[Work required]
Leave out the pictures and repeat every record exactly.

Data for analysis section start

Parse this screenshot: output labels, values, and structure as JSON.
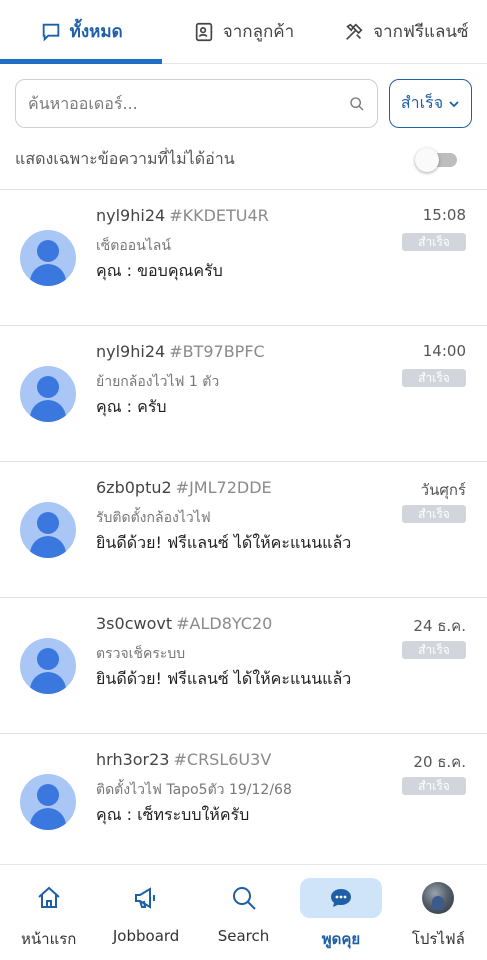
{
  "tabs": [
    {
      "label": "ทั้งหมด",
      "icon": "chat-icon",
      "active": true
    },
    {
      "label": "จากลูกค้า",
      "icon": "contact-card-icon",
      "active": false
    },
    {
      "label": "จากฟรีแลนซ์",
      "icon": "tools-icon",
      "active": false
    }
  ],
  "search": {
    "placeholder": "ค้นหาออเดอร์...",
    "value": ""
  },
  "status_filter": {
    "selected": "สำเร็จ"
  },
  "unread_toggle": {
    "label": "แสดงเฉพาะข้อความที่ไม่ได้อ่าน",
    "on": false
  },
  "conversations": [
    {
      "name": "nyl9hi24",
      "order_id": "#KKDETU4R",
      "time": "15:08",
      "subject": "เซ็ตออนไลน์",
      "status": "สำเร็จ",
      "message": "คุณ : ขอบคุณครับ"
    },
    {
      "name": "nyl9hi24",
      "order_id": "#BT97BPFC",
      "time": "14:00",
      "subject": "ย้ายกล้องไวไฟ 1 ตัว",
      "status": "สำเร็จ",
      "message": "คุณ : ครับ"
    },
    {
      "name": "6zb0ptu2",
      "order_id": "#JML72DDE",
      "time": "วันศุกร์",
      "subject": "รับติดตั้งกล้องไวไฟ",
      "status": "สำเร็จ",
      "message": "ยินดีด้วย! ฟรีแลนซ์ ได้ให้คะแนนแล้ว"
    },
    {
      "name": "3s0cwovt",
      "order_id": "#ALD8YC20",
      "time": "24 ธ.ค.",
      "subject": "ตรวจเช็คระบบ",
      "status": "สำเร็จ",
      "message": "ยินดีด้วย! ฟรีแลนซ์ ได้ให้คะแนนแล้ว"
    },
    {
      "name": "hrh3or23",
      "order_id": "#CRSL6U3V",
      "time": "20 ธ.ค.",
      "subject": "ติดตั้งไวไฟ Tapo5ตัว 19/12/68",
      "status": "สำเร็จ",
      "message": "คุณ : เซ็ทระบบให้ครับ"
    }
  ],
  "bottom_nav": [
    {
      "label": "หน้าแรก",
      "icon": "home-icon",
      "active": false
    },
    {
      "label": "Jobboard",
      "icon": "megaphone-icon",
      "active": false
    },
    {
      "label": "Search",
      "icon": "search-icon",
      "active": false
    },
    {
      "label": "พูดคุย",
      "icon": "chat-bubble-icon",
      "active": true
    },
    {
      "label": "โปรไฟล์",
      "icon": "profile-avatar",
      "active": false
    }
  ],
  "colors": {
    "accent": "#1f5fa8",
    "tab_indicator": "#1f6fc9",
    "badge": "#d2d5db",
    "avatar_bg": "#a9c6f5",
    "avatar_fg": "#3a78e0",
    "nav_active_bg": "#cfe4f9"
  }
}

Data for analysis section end

[Problem solution]
Parse this screenshot: output labels, values, and structure as JSON.
{
  "tabs": [
    {
      "label": "ทั้งหมด",
      "icon": "chat-icon",
      "active": true
    },
    {
      "label": "จากลูกค้า",
      "icon": "contact-card-icon",
      "active": false
    },
    {
      "label": "จากฟรีแลนซ์",
      "icon": "tools-icon",
      "active": false
    }
  ],
  "search": {
    "placeholder": "ค้นหาออเดอร์...",
    "value": ""
  },
  "status_filter": {
    "selected": "สำเร็จ"
  },
  "unread_toggle": {
    "label": "แสดงเฉพาะข้อความที่ไม่ได้อ่าน",
    "on": false
  },
  "conversations": [
    {
      "name": "nyl9hi24",
      "order_id": "#KKDETU4R",
      "time": "15:08",
      "subject": "เซ็ตออนไลน์",
      "status": "สำเร็จ",
      "message": "คุณ : ขอบคุณครับ"
    },
    {
      "name": "nyl9hi24",
      "order_id": "#BT97BPFC",
      "time": "14:00",
      "subject": "ย้ายกล้องไวไฟ 1 ตัว",
      "status": "สำเร็จ",
      "message": "คุณ : ครับ"
    },
    {
      "name": "6zb0ptu2",
      "order_id": "#JML72DDE",
      "time": "วันศุกร์",
      "subject": "รับติดตั้งกล้องไวไฟ",
      "status": "สำเร็จ",
      "message": "ยินดีด้วย! ฟรีแลนซ์ ได้ให้คะแนนแล้ว"
    },
    {
      "name": "3s0cwovt",
      "order_id": "#ALD8YC20",
      "time": "24 ธ.ค.",
      "subject": "ตรวจเช็คระบบ",
      "status": "สำเร็จ",
      "message": "ยินดีด้วย! ฟรีแลนซ์ ได้ให้คะแนนแล้ว"
    },
    {
      "name": "hrh3or23",
      "order_id": "#CRSL6U3V",
      "time": "20 ธ.ค.",
      "subject": "ติดตั้งไวไฟ Tapo5ตัว 19/12/68",
      "status": "สำเร็จ",
      "message": "คุณ : เซ็ทระบบให้ครับ"
    }
  ],
  "bottom_nav": [
    {
      "label": "หน้าแรก",
      "icon": "home-icon",
      "active": false
    },
    {
      "label": "Jobboard",
      "icon": "megaphone-icon",
      "active": false
    },
    {
      "label": "Search",
      "icon": "search-icon",
      "active": false
    },
    {
      "label": "พูดคุย",
      "icon": "chat-bubble-icon",
      "active": true
    },
    {
      "label": "โปรไฟล์",
      "icon": "profile-avatar",
      "active": false
    }
  ],
  "colors": {
    "accent": "#1f5fa8",
    "tab_indicator": "#1f6fc9",
    "badge": "#d2d5db",
    "avatar_bg": "#a9c6f5",
    "avatar_fg": "#3a78e0",
    "nav_active_bg": "#cfe4f9"
  }
}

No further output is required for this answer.